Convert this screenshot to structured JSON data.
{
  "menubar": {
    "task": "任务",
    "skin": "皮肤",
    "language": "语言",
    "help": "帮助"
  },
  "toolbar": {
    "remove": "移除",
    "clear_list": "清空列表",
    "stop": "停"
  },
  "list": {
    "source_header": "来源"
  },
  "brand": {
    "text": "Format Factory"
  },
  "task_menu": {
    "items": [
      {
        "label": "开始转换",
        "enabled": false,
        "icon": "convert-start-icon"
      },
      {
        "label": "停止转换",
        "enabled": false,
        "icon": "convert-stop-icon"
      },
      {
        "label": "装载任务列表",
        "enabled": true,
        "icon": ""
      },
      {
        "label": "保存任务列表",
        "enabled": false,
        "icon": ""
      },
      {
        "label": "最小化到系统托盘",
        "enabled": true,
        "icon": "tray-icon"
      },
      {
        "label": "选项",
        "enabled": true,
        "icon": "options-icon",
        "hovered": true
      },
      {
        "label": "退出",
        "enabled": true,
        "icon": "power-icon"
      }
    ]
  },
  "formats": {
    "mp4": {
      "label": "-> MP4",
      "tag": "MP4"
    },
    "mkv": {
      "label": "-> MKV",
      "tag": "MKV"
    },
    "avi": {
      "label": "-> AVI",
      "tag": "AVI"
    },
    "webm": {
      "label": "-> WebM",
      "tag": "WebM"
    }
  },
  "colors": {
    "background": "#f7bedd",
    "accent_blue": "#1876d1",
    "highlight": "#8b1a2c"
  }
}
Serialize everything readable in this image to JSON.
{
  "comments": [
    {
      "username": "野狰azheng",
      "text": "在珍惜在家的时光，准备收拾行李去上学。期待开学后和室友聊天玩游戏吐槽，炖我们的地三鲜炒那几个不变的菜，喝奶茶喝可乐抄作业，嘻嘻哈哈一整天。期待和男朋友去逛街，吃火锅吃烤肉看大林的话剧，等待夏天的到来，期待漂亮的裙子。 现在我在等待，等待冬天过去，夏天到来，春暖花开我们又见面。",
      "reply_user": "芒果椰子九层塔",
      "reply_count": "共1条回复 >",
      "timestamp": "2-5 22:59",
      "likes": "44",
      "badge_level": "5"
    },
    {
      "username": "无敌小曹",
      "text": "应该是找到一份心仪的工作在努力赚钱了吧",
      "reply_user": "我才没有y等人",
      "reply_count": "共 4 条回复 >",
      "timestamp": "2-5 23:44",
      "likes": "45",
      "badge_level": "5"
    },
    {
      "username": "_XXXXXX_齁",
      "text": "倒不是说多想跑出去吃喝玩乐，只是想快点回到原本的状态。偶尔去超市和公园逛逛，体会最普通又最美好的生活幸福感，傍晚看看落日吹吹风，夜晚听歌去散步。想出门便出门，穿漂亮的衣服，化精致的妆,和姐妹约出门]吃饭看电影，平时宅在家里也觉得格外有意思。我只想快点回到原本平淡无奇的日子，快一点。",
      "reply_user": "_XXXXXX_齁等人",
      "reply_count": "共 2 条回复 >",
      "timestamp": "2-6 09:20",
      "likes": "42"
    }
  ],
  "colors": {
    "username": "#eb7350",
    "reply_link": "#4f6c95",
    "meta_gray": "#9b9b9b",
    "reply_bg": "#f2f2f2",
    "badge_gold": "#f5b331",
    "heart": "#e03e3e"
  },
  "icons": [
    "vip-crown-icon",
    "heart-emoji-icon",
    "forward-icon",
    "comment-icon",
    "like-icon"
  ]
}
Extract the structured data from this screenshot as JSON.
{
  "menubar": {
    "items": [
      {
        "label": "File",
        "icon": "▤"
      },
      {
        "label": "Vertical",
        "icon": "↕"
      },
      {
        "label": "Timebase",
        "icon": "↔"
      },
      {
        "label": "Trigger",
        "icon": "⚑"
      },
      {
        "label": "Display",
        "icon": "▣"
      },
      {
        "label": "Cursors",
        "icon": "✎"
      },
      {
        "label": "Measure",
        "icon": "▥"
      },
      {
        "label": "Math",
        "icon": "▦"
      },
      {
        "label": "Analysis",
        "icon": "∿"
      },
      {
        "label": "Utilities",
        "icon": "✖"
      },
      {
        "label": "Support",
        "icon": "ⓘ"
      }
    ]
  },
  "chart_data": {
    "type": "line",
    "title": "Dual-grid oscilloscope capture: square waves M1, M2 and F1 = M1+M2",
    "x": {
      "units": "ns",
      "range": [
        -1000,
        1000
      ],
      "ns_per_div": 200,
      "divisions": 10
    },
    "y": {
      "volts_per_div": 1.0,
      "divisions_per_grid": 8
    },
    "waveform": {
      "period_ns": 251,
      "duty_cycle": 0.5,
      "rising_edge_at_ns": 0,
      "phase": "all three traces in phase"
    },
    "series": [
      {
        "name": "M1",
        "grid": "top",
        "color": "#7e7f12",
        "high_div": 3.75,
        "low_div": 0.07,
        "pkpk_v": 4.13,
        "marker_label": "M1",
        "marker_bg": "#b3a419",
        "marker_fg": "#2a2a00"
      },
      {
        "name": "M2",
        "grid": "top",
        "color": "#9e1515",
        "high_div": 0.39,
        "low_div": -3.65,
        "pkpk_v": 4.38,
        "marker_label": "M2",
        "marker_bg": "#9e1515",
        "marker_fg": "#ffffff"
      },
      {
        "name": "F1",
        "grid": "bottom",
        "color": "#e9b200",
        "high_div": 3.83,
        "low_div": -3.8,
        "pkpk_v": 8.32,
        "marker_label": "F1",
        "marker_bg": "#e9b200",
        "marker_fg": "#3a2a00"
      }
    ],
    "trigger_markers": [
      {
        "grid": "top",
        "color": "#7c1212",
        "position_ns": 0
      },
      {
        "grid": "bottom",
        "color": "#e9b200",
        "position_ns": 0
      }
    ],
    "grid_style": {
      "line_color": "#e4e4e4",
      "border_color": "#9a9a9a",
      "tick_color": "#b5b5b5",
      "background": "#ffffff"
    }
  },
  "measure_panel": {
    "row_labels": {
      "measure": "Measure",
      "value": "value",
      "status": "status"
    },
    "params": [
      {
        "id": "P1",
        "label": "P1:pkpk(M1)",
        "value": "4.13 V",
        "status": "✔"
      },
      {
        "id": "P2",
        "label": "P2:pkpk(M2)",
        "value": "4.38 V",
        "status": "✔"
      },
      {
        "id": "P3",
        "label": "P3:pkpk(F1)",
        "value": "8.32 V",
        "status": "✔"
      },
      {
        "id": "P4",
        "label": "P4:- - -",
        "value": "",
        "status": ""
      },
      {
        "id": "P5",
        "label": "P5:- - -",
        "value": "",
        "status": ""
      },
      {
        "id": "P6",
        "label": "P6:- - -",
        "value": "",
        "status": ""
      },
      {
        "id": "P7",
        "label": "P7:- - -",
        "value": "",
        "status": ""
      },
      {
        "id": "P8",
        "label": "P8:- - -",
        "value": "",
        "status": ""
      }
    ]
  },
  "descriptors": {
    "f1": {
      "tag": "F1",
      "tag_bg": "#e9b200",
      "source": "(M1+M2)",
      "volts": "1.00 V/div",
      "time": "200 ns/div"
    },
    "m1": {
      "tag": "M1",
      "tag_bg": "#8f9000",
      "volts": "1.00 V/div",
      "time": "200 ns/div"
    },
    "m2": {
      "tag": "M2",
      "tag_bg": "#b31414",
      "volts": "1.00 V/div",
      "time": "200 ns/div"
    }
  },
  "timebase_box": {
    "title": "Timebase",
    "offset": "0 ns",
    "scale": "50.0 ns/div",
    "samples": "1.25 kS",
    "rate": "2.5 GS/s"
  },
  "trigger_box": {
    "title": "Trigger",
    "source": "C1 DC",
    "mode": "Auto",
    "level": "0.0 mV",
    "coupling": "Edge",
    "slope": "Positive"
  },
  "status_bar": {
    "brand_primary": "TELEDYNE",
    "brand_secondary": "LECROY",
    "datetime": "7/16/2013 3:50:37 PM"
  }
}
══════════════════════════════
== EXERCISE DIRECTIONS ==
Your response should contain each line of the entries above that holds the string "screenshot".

== COMPLETED EXERCISE ==
Convert this screenshot to structured JSON data.
Extract the structured data from this screenshot as JSON.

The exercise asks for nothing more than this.